Advertising Fraud: What We’re Doing

Seemingly every few months, a new report on digital advertising fraud hits the newswires. What often follows is sadly predictable: journalists publish scathing articles quantifying billions of wasted ad dollars. Fatigued marketers scramble to ensure they are not exposed, with frantic calls and emails to hold partners accountable. Advertising technology companies respond by putting out press releases and email blasts arguing that their proprietary technology or third-party integrations make them immune – “it’s not us; it’s the other guy.” Finally, everyone goes back to business and it’s not a priority – until the next botnet is uncovered.

Wouldn’t it be nice to put this to bed once and for all for advertisers? Adobe thought so. That’s why Adobe Advertising Cloud launched the Non Human Traffic Credit Program last year. Under the initiative, Adobe Advertising Cloud platform customers automatically receive monthly refunds for any traffic identified as fraudulent by White Ops across desktop video and display.

Here is a report card on the initiative on its one-year anniversary:

“We have always said that one fraudulent impression is one too many, which is why we are proud that our industry-leading adoption of brand safety tools effectively protects our clients from suspicious traffic,” noted Brett Wilson, vice president and general manager of advertising at Adobe.

Ultimately, recurring headlines with the words “advertising fraud” undermine trust in the industry, particularly the perception of programmatic buying.

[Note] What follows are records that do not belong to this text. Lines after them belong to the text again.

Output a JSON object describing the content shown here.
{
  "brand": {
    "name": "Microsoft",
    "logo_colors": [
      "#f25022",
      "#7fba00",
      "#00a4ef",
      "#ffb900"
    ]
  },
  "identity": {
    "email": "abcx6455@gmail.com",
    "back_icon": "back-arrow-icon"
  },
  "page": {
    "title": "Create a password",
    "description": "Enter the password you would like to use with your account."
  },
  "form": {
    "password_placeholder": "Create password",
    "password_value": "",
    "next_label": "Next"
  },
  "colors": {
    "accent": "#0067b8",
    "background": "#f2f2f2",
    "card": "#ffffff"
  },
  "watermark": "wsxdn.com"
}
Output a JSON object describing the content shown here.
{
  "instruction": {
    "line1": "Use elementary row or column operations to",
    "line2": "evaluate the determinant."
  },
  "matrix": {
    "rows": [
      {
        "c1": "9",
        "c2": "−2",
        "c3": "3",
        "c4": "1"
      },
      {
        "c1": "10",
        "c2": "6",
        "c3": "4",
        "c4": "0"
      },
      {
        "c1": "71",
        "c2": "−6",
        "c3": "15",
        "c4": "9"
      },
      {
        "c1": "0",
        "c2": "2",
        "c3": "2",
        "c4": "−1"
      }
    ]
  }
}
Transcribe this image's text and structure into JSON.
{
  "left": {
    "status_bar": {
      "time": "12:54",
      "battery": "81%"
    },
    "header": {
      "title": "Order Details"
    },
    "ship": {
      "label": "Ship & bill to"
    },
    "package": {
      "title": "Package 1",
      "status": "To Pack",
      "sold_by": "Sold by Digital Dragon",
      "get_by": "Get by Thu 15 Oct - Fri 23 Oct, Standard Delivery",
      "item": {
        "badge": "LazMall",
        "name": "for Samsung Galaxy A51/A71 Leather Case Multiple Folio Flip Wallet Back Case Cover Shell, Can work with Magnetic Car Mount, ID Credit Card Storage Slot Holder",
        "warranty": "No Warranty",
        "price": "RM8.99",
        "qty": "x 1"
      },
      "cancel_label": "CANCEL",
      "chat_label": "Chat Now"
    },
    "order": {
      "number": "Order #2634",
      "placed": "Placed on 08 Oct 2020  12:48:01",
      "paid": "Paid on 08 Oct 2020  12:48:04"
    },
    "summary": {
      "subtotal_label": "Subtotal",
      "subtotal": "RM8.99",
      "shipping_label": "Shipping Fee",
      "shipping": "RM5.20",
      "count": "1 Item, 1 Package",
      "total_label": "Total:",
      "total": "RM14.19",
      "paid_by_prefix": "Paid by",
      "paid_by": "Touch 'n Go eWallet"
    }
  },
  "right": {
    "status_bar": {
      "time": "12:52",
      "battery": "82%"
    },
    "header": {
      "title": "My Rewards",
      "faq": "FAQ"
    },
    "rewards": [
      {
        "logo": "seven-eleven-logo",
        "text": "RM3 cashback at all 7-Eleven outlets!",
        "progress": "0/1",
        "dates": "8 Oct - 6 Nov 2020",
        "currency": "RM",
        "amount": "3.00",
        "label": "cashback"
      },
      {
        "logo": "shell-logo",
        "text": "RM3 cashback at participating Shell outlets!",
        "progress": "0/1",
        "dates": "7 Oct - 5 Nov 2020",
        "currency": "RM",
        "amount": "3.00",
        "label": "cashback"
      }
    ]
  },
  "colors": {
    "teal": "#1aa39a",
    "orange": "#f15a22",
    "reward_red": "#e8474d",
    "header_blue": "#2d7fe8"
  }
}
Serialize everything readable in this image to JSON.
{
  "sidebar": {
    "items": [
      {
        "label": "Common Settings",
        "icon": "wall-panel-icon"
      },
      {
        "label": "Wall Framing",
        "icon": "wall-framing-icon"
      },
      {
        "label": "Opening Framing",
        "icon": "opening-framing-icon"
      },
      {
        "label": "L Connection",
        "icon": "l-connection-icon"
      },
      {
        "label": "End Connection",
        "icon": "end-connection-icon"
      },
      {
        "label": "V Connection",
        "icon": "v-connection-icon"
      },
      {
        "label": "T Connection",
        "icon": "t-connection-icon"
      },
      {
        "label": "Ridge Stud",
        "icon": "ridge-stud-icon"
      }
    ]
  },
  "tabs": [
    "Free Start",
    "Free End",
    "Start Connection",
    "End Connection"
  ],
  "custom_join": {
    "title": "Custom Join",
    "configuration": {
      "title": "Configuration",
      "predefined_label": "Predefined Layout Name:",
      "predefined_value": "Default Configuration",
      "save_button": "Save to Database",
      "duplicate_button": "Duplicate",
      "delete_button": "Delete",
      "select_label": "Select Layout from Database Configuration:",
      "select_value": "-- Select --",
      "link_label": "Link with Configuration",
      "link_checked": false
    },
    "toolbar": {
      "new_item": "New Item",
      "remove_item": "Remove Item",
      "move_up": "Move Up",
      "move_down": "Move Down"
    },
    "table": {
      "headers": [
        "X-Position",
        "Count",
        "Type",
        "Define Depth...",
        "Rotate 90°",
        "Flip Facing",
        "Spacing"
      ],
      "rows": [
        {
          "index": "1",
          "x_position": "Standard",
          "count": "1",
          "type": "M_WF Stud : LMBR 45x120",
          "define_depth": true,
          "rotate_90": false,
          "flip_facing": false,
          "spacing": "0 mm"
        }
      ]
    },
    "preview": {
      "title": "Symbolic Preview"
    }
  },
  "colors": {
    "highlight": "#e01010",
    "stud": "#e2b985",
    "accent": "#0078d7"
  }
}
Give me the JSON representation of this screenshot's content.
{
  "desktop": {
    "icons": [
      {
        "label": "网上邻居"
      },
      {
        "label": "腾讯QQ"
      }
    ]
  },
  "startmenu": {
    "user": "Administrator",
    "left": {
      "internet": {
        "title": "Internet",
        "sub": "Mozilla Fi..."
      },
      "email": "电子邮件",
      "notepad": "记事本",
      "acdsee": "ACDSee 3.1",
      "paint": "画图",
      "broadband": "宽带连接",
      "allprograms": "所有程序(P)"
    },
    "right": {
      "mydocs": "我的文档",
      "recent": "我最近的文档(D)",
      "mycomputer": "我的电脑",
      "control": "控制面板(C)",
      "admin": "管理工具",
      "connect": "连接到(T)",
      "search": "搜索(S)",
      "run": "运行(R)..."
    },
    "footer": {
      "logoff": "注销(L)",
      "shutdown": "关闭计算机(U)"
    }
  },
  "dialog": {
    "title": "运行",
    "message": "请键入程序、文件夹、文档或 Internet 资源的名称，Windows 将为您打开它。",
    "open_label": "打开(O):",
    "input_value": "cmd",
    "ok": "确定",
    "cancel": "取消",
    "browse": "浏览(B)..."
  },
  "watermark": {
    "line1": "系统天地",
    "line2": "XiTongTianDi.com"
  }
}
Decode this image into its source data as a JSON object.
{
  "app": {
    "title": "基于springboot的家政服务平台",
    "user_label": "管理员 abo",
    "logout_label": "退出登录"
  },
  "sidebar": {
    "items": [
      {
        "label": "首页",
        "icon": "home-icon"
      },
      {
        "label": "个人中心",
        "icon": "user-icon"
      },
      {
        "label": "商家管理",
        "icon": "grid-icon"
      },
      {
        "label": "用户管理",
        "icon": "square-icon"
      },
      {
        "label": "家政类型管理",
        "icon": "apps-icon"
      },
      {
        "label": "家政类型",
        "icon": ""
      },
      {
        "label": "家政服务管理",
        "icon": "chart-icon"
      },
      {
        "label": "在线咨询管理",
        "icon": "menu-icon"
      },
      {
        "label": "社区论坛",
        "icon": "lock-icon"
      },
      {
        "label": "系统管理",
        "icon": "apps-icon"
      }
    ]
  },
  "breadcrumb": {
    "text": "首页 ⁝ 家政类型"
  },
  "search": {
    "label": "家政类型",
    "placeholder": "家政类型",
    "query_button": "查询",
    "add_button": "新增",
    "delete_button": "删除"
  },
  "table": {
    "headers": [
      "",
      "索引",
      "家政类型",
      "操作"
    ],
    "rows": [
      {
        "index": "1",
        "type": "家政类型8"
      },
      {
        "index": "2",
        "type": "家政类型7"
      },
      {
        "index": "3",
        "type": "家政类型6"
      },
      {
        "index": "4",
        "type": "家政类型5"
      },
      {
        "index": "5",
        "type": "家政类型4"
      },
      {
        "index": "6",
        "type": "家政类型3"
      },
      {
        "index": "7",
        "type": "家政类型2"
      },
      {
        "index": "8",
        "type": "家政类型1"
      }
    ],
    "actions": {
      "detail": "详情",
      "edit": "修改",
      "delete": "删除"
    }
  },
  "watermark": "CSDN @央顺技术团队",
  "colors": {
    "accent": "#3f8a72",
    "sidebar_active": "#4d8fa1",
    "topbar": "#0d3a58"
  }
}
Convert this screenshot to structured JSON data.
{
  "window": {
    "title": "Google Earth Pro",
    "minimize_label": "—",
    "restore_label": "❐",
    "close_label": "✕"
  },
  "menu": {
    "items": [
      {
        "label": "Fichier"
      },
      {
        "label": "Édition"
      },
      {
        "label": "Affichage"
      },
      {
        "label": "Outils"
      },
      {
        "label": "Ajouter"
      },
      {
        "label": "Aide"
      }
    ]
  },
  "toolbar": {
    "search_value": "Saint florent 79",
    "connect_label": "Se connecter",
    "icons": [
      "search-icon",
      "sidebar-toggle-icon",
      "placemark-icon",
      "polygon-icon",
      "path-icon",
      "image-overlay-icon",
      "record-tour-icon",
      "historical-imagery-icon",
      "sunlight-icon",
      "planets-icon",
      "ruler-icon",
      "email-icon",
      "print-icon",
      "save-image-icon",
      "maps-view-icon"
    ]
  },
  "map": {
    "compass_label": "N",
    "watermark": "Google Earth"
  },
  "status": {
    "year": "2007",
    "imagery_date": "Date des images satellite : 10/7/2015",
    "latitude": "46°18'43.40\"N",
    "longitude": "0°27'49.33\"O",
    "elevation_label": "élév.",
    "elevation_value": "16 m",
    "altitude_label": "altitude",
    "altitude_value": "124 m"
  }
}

It’s up to marketers to demand greater transparency with all partners – not just on ad fraud, but also in fees and measurement.

Brett Wilson is Vice President and General Manager of Advertising at Adobe.